Then a Facebook friend invited me into a kind of “I’ll make you something/Pay it Forward” challenge, which of course I accepted. I think I’ll make some re-usable grocery bags – there are many patterns online. This got me thinking: we don’t make things anymore. We don’t even fix things. Many of us rarely cook.
I remember watching my mother darn socks. I understand the theory of darning socks, but I’ve never actually done it. Have you? Has anyone you know under the age of 50 ever darned a sock? When my socks get a hole, I throw them into the rag bag, from whence they often end up in the trash. A lucky sock might go to a rag dealer via a charity bin and thence to an industrial rag maker – a recycling of sorts, if a somewhat ignoble one.
My mother and my grandmothers all knitted and crocheted and sewed, not because it was trendy (as knitting has of late become) but out of necessity and a sense of purpose and thrift. My mother sewed her own wedding dress for crying out loud! My mother-in-law, a formidable knitter still, also dabbled in furniture making.
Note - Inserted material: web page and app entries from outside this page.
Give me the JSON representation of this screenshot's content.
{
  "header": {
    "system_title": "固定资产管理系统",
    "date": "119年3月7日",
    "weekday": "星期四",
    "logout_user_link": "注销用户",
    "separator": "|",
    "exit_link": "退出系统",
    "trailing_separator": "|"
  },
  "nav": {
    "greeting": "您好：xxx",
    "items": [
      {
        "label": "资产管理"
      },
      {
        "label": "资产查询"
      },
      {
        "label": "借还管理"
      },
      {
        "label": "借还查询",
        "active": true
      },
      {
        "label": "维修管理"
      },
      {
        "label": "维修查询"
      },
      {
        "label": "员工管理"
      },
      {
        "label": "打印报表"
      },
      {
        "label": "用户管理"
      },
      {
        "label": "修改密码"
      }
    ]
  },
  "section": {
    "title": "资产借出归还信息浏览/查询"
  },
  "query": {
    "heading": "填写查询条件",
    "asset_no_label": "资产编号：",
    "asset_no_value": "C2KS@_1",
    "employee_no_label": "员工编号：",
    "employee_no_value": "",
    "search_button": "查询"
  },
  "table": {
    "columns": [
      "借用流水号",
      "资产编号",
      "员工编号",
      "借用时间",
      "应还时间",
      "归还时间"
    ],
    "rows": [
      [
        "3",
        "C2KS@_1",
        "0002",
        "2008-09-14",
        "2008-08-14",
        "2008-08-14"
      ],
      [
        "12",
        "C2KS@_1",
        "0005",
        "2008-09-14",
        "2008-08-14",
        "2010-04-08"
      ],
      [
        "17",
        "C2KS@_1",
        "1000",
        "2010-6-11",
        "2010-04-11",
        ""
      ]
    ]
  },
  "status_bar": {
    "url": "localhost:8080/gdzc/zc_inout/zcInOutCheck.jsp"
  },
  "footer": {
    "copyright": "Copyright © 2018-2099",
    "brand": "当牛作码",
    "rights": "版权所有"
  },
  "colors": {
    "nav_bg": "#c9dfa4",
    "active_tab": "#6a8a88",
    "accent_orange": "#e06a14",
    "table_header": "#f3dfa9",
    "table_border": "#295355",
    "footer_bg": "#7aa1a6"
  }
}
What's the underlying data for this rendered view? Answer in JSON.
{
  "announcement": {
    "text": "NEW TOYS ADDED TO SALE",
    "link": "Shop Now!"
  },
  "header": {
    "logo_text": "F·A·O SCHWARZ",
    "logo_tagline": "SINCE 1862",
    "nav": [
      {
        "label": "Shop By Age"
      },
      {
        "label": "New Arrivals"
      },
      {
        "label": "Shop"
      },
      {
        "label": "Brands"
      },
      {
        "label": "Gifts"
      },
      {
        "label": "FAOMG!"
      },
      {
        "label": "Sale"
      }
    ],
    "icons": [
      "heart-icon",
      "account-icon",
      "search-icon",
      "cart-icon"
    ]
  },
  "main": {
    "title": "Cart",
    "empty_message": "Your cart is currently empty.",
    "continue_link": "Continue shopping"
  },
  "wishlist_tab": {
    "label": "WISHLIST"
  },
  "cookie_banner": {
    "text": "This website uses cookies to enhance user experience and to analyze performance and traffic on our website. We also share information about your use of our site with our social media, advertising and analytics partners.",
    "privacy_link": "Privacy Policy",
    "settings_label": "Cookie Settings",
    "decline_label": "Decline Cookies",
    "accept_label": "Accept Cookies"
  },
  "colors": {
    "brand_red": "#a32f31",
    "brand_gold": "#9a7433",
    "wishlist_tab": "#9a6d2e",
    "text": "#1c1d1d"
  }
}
It’s not just women and “women’s work” of course. Those traditional men’s hobbies/responsibilities: building a table or birdhouse, tuning the car, installing a light switch have also fallen into memory. My husband is handy, as are my brother’s in law in their own ways, but many men don’t even own a hammer these days. How can they live?
Then there are the foods we no longer make – preserves, jams, jellies, pickles – my mom made all of these back in the day (so did my dad believe it or not). Cookies and cakes now come from Safeway, or maybe from a mix. Juice comes from a can, candy from a machine. Dinner, for many, is prepared with a telephone.
So thus, this blog. I’m going to challenge myself and my friends and readers to make stuff – hand made stuff – on a regular basis. I’m going to try to make one thing a week. I’m also challenging myself and others to make things we would normally buy – food included – hence a few minutes ago, I made myself an iced coffee. So it begins.